Announcing: 2016 Found Object Poem Project

Hey, Writerly Friends. February is almost here. You know what that means. It’s time for our annual daily writing workout!51HTeL6-L9L

For the past three years — in order to practice writing and give something back to others during my birthday month — my blog has hosted a big poetry project.

In 2013, I wrote every day in response to vintage postcards. (Find the list of postcard poems here.)

In 2014, over a dozen poets joined me for the project. We all wrote in response to Pantone paint colors. (Find the list of Pantone poems here.)

2015’s project was writing in response to sounds. Fourteen writers participated and we wrote 177 original poems. (Find the list of sound poems here.)

baby in the woods

“Doll.” Found in a tree stump at Squam Lake, NH.

Since our past projects have focused on visual and auditory prompts, let’s go multi-sensory this year. Our 2015 theme is FOUND OBJECTS. For the next several weeks, please send in photographs of found objects to use as our writing prompts. We’ll need 29 of them — it’s leap year.

Every Friday throughout February, I will post a week’s worth of found objects. No context will be shared until the poems are posted. You are invited to write in response to the object (see suggested writing prompts below).

I’ll post our poems and other written responses every day in February, or at least several times a week. Whoever shares the most poems this month will win a prize!

IMPORTANT NOTE FOR PROJECT NEWBIES: The point of this exercise is to practice the habit of writing regularly, even if it’s just for one month. I post the responses as they are sent in so that we can focus on generating ideas, rather than on polishing for publication.

I’ll post more instructions at the end of January. For now, send in those found objects!

How do you respond in writing to a found object?

As a poet and editor, I often see poems that begin with a visual image. Let’s stretch and use our five senses as a point of entry this time. What does the object look, smell, sound, feel, and taste like to you?
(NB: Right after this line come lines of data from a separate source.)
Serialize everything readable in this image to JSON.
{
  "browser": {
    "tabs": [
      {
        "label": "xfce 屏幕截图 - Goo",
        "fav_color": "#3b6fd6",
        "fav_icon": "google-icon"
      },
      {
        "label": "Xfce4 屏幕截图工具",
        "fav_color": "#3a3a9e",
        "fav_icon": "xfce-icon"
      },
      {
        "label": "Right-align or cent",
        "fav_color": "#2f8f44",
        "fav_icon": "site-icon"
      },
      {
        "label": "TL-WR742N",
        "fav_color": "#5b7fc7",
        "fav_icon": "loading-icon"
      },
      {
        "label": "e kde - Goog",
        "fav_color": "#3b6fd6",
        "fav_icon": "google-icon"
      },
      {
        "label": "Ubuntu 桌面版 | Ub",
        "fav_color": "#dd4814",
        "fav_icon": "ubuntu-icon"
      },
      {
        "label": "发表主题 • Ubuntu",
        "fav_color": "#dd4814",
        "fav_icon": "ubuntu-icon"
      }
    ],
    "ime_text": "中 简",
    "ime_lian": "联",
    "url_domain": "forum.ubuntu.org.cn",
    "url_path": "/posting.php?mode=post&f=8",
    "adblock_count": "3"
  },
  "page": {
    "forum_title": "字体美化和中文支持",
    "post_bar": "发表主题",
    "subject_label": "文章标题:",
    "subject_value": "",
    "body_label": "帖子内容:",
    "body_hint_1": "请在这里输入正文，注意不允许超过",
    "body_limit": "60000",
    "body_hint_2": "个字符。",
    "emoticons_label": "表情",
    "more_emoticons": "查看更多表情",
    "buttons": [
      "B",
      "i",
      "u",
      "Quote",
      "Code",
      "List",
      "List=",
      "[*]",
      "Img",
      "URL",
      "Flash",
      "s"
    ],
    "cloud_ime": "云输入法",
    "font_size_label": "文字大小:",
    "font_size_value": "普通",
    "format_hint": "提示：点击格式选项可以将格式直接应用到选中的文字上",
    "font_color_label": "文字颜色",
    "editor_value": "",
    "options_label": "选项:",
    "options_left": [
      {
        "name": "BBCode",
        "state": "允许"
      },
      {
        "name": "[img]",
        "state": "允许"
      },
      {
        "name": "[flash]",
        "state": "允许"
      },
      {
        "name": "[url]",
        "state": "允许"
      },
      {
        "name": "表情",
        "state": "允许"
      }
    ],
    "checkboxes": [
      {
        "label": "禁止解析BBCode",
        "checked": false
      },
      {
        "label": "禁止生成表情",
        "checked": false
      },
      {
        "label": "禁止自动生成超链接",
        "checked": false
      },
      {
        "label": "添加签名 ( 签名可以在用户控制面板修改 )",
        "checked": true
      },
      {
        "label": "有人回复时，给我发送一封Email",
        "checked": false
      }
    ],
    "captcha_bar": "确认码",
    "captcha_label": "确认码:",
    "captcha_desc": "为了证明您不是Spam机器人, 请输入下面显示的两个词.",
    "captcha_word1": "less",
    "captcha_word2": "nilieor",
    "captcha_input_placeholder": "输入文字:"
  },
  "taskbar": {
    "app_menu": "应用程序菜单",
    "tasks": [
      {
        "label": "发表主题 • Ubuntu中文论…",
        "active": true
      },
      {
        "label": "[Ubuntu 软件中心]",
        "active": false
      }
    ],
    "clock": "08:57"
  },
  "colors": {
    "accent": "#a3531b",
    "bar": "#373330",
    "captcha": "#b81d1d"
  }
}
Try using a non-visual image in your poem’s first line.

Here are some other ideas:

  • What is the object’s backstory?
  • Build a setting: Where might this object be found?
  • Write a persona poem in the voice of the object.

Prose writers, you are welcome to join us. Use the found objects to create a 100-250 word writing sprint. Are you working on a novel? How would your protagonist react to finding this object?

2014-05-23 21.08.37 (1)

Is it me, or were the Cracker Jack prizes better when we were kids?